The images shown widely only indicate that bodies were found, but not who killed whom, when and under what circumstances. While video evidence has emerged of Ukrainian forces executing and torturing unarmed people, no similar evidence has emerged for Russian troops.
Given the systematic use by the United States of false allegations of atrocities to justify wars all over the world, and absent clear and convincing evidence, there is no reason to view the claims of a massacre in Bucha as anything other than war propaganda, aimed at enraging the population to justify military escalation.
Even if it were established that Russian troops fired on civilians—and that has not been established—that would not mean that they were acting under the instruction of the Russian government.
A number of Democratic Party strategists spoke to The Hill seven months ahead of the November midterms. One of them concluded the party is doomed.
With record gas prices and four-decade high inflation pricing some Americans out of basic commodities, party insiders weighed in. The consensus was President Joe Biden and Democrats are in serious trouble.
Worried about not only losing a majority in the House, but also in the Senate, top strategists spoke of the issues Democrats face in convincing Americans to turn out and vote for them in the fall.
Bill Galston, who advised former President Bill Clinton, said Biden’s approval numbers can only go so high right now.
“My hypothesis is that, unless and until inflation comes down appreciably, that there’s going to be a ceiling on his job approval that’s a lot lower than the White House wants it to be,” Galston said.
Gallup senior editor Jeff Jones concurred. “High gas prices are one of the biggest anchors on presidential approval,” Jones said.
Biden’s approval rating is hovering at a round 40 percent. The RealClearPolitics average shows 41.0% approve of Biden’s job performance, while 53.8% disapprove.

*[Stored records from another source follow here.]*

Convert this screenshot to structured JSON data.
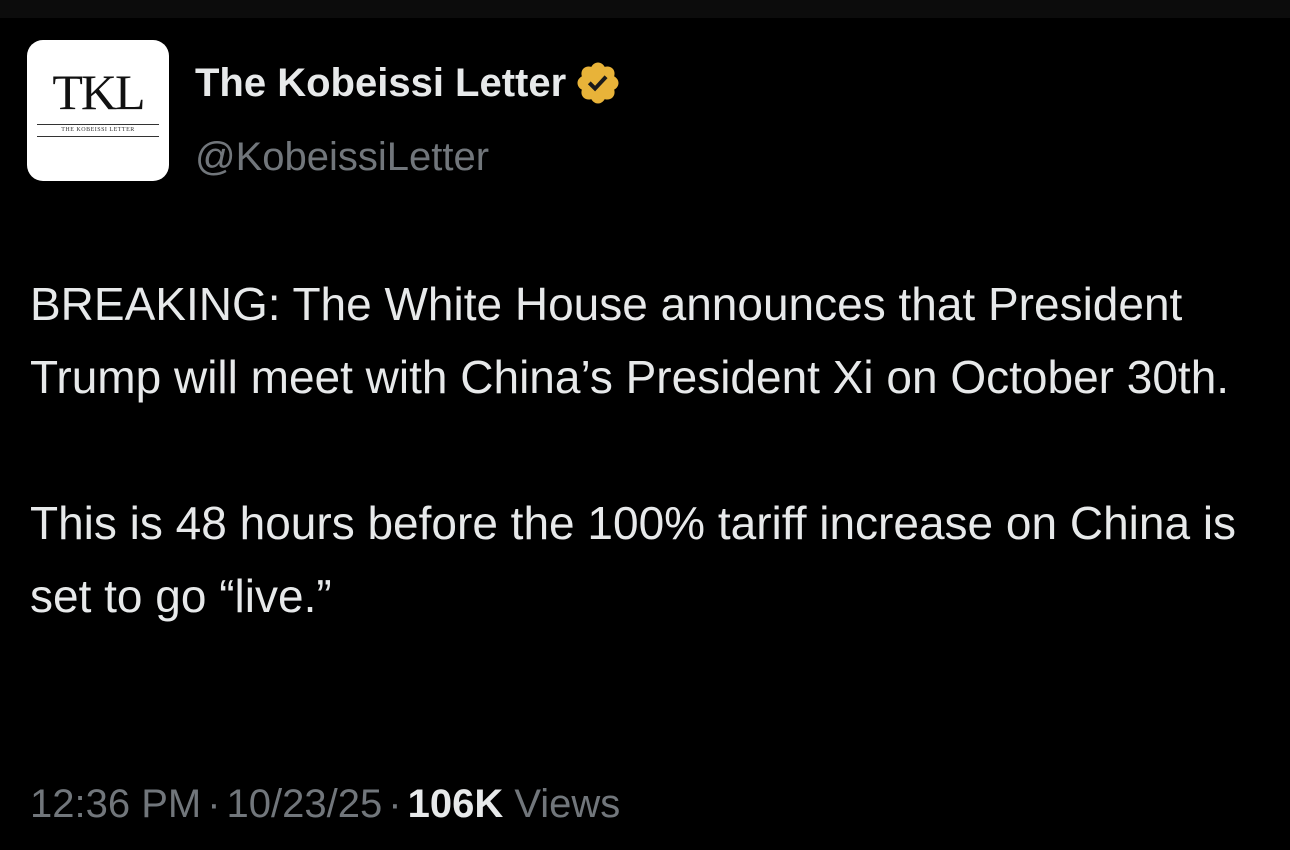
{
  "author": {
    "display_name": "The Kobeissi Letter",
    "handle": "@KobeissiLetter",
    "verified_badge_icon": "verified-gold-badge-icon",
    "badge_color": "#e8b339",
    "avatar": {
      "logo_text": "TKL",
      "logo_subtext": "THE KOBEISSI LETTER"
    }
  },
  "tweet": {
    "paragraphs": [
      "BREAKING: The White House announces that President Trump will meet with China’s President Xi on October 30th.",
      "This is 48 hours before the 100% tariff increase on China is set to go “live.”"
    ]
  },
  "meta": {
    "time": "12:36 PM",
    "separator": "·",
    "date": "10/23/25",
    "views_count": "106K",
    "views_label": "Views"
  },
  "colors": {
    "background": "#000000",
    "text_primary": "#e7e9ea",
    "text_secondary": "#71767b"
  }
}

The Biden administration has repeatedly attempted to attribute pain at the pump to Vladimir Putin’s war on Ukraine. There was a consensus among experts that the message is not helping the president with voters.